Deny Myself? – A Biblical Message Not So Well-liked Today

Many of today’s Christians don’t like it when a sermon based on Mt.16:24-27 is preached. We prefer the comforting stuff such as “for God soooo loved the world, that He GAVE…” wrongly interpreting the word “so” (Greek: houtos) to mean the extent of God’s love when it actually means “thus, in this way”. Jn.3:16 should therefore be translated “for God loved the world this way – that He gave His only begotten son…..”. Mt.16:24-27 speaks of denying ourselves of what we want, desire and love and instead embracing what God wants, desires and loves. It warns us of the consequence of being self-indulgent and having a form of Christianity that is focused in ME – how much God loves ME, wants to bless ME, etc. Following Christ is never about serving our needs but serving God’s Kingdom purposes and the needs of others. And in so doing, God meets our needs. Have a great day!

“Then Jesus told his disciples, “If anyone would come after me, let him deny himself and take up his cross and follow me. For whoever would save his life will lose it, but whoever loses his life for my sake will find it. For what will it profit a man if he gains the whole world and forfeits his soul? Or what shall a man give in return for his soul? For the Son of Man is going to come with his angels in the glory of his Father, and then he will repay each person according to what he has done.”

‭‭Matthew‬ ‭16:24-27‬ ‭ESV‬‬


Aaronic Blessing

by Rev Jason Phua

Readings: Numbers 6:1-7:89; Proverbs 11:20-21

READ (verses chosen for meditation)
Numbers 6:22-27 “The LORD spoke to Moses, saying, “Speak to Aaron and his sons, saying, Thus you shall bless the people of Israel: you shall say to them, The LORD bless you and keep you; the LORD make his face to shine upon you and be gracious to you; the LORD lift up his countenance upon you and give you peace.” So shall they put my name upon the people of Israel, and I will bless them.”

The “Aaronic blessing” that we know well was given to the whole of Israel when they were about to journey to the Promised Land. A study of the “blessing” noted the triple occurrence of “the LORD”; where a single occurrence should normally suffice in such a passage. Here, God wanted Israel to be strongly (threefold) reminded that He was to be the source of their grace, peace and strength. Israel was not to look at any other during the journey. They were to walk in faith of “the LORD” who rescued them out of Egypt and were to provide for their every need. The Hebrew grammar (jussive verbs) that is used in this passage illustrates that God desired these blessings for His beloved nation. Such an understanding of the Aaronic blessing provides a deeper appreciation of how God was angry and disappointed with His people when not long after they were on the journey; grumbled, rebelled, wanted to go back to Egypt and even involved themselves in idolatry.

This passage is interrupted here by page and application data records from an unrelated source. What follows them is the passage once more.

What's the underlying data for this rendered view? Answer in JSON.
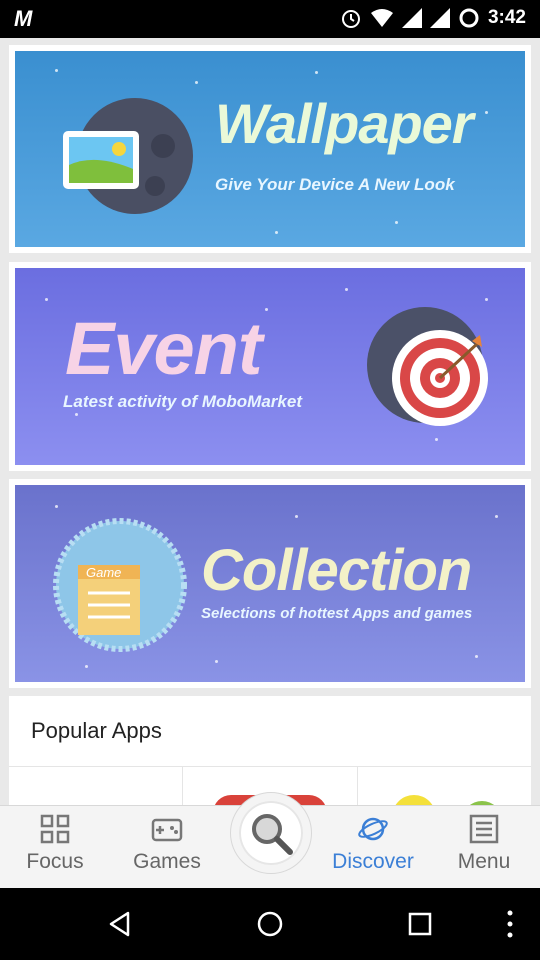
{
  "status_bar": {
    "time": "3:42",
    "notification_icon": "gmail-icon"
  },
  "banners": [
    {
      "title": "Wallpaper",
      "subtitle": "Give Your Device A New Look",
      "colors": {
        "title": "#eaf9d8",
        "bg": "#3a8fd0"
      }
    },
    {
      "title": "Event",
      "subtitle": "Latest activity of MoboMarket",
      "colors": {
        "title": "#f7d3e6",
        "bg": "#6b6ee0"
      }
    },
    {
      "title": "Collection",
      "subtitle": "Selections of hottest Apps and games",
      "badge": "Game",
      "colors": {
        "title": "#f3f1c8",
        "bg": "#6a72cc"
      }
    }
  ],
  "popular": {
    "heading": "Popular Apps"
  },
  "bottom_nav": {
    "items": [
      {
        "label": "Focus",
        "icon": "grid-icon"
      },
      {
        "label": "Games",
        "icon": "gamepad-icon"
      },
      {
        "label": "Discover",
        "icon": "planet-icon",
        "active": true
      },
      {
        "label": "Menu",
        "icon": "list-icon"
      }
    ],
    "center_icon": "search-icon"
  },
  "accent": "#3b7fd6"
}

It is easy for me to blame Israel for their grumbling, rebellion and idolatry in spite of God’s strong promises through the Aaronic blessing. However, when I look at my own Christian walk with the Lord, am I necessarily any better? There are also times I grumbled and rebelled against His will even though I am constantly reminded that Christ is now my Savior and Lord. Christ is much better than the Aaronic blessing because His sacrifice has not only blessed me with all my needs; but even cleanse my conscience to live in freedom for His works. Such a spiritual freedom is precious. It is something which Israel had a taste, but never got to embrace in the fullness of Jesus.

The days I spend now on crutches reminds me of my daily need for the Lord and how at times, I have taken my own physical health for granted. May the Lord help me to learn in humility from the mistakes of Israel who despite the Aaronic blessing, rebelled against the Holy One. May the Lord convict me of the need to die to Him daily so that I can live the life that He desires.

Help me Lord, to live a life pleasing to You. This is because You are a good good Father to all. Amen.

Day 330

by Rev Joel Yong

2 Timothy 1:3
I thank God, whom I serve, as my forefathers did with a clear conscience as night and day I constantly remember you in my prayers.

Paul prayed constantly for Timothy. Timothy was like a son to Paul, and was also a co-worker and leader in the church.

Though the two were separated – they were united in prayer.

We should pray too – for those we have discipled or are in the process of doing so. We should also pray for the brothers and sisters in Christ that we have in the church – not only when they are sick or in crisis – but also in regular times, that they will remain faithful to Christ and walk strong in Him.

Who can you pray for today?
Don’t wait till nightfall – do it right now!